>>

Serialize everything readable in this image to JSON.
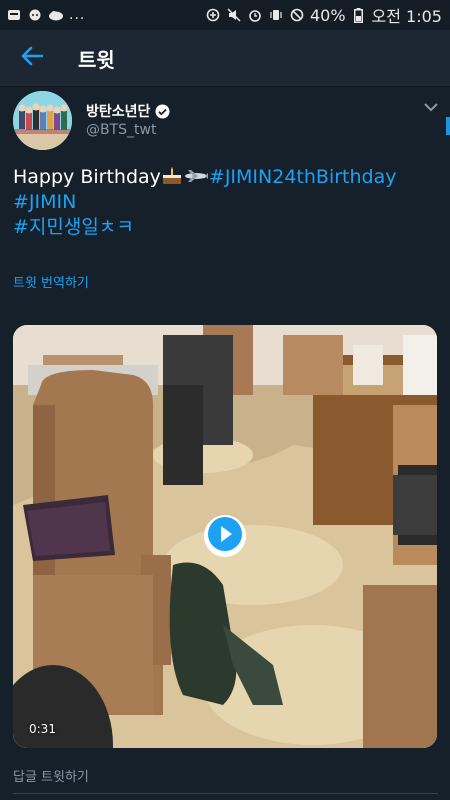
{
  "status_bar": {
    "battery": "40%",
    "time": "오전 1:05",
    "dots": "..."
  },
  "app_bar": {
    "title": "트윗"
  },
  "tweet": {
    "display_name": "방탄소년단",
    "handle": "@BTS_twt",
    "text_plain": "Happy Birthday",
    "hashtags": [
      "#JIMIN24thBirthday",
      "#JIMIN",
      "#지민생일ㅊㅋ"
    ],
    "translate_label": "트윗 번역하기",
    "video_duration": "0:31"
  },
  "reply": {
    "placeholder": "답글 트윗하기"
  },
  "colors": {
    "background": "#15202b",
    "accent": "#1da1f2",
    "secondary_text": "#8899a6"
  }
}
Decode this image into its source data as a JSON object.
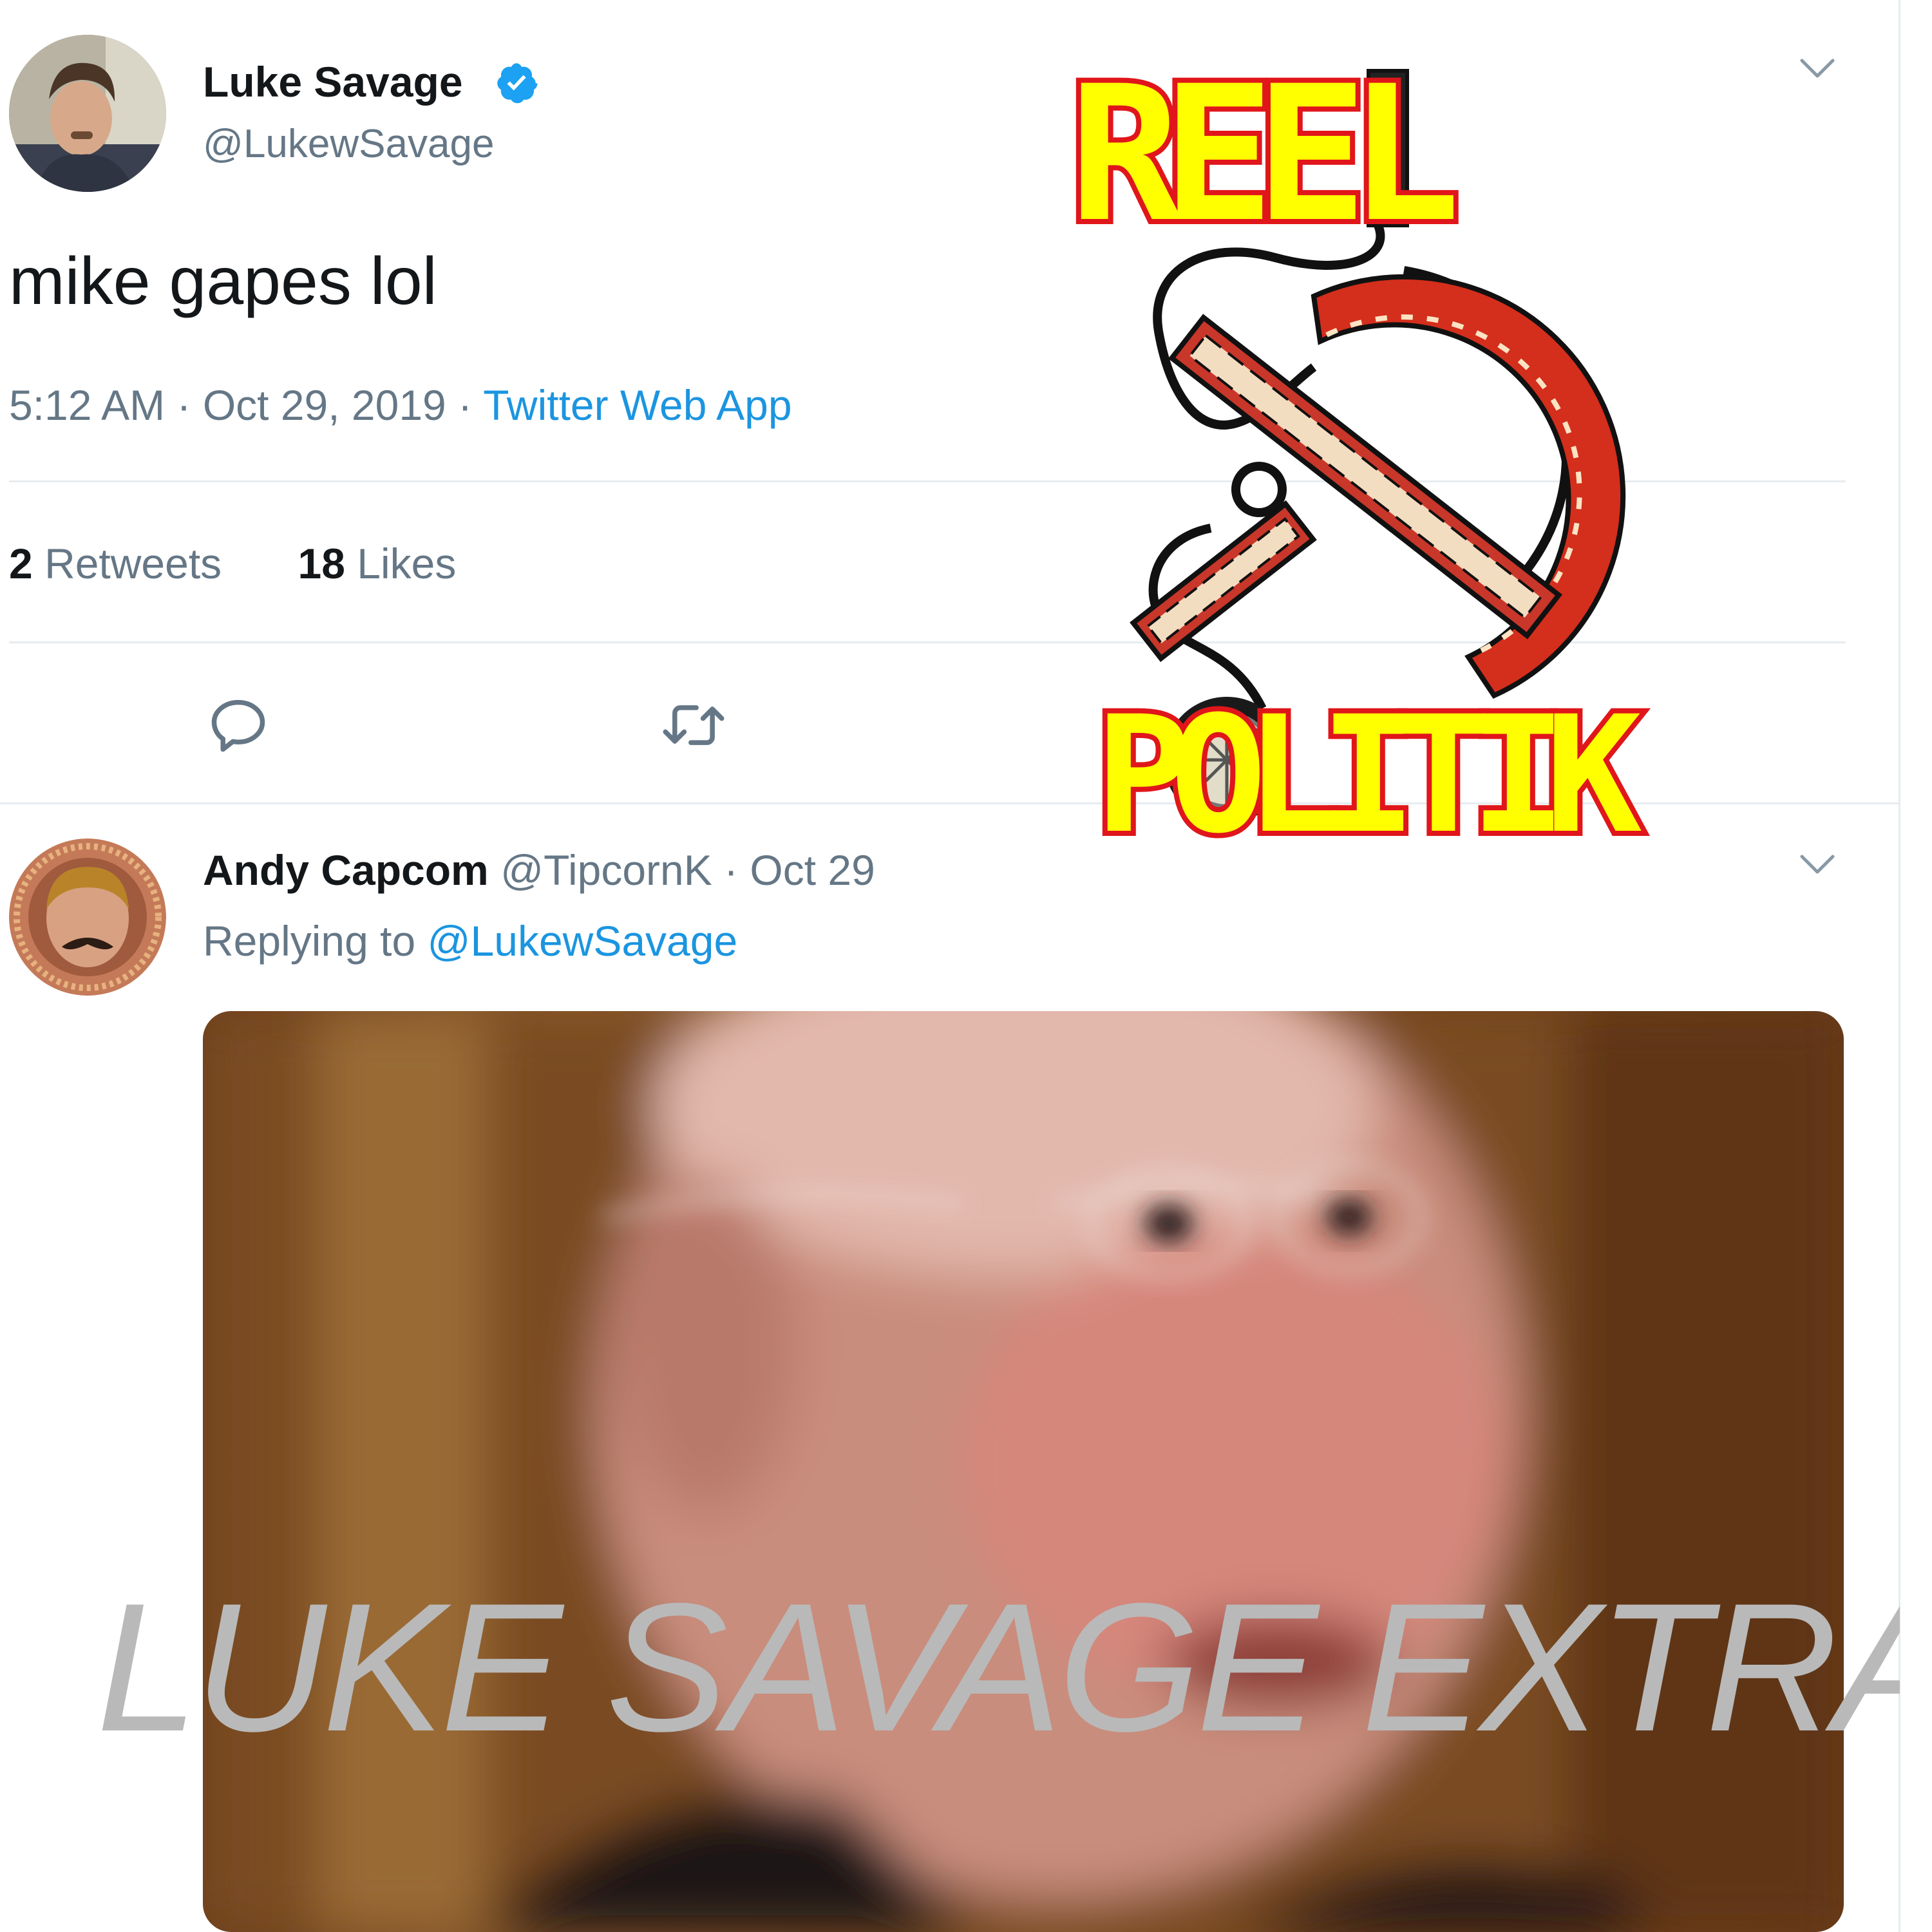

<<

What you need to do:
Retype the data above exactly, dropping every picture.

Solution to this problem:
Serialize everything readable in this image to JSON.
{
  "status_bar": {
    "battery": "40%",
    "time": "오전 1:05",
    "dots": "..."
  },
  "app_bar": {
    "title": "트윗"
  },
  "tweet": {
    "display_name": "방탄소년단",
    "handle": "@BTS_twt",
    "text_plain": "Happy Birthday",
    "hashtags": [
      "#JIMIN24thBirthday",
      "#JIMIN",
      "#지민생일ㅊㅋ"
    ],
    "translate_label": "트윗 번역하기",
    "video_duration": "0:31"
  },
  "reply": {
    "placeholder": "답글 트윗하기"
  },
  "colors": {
    "background": "#15202b",
    "accent": "#1da1f2",
    "secondary_text": "#8899a6"
  }
}
Decode this image into its source data as a JSON object.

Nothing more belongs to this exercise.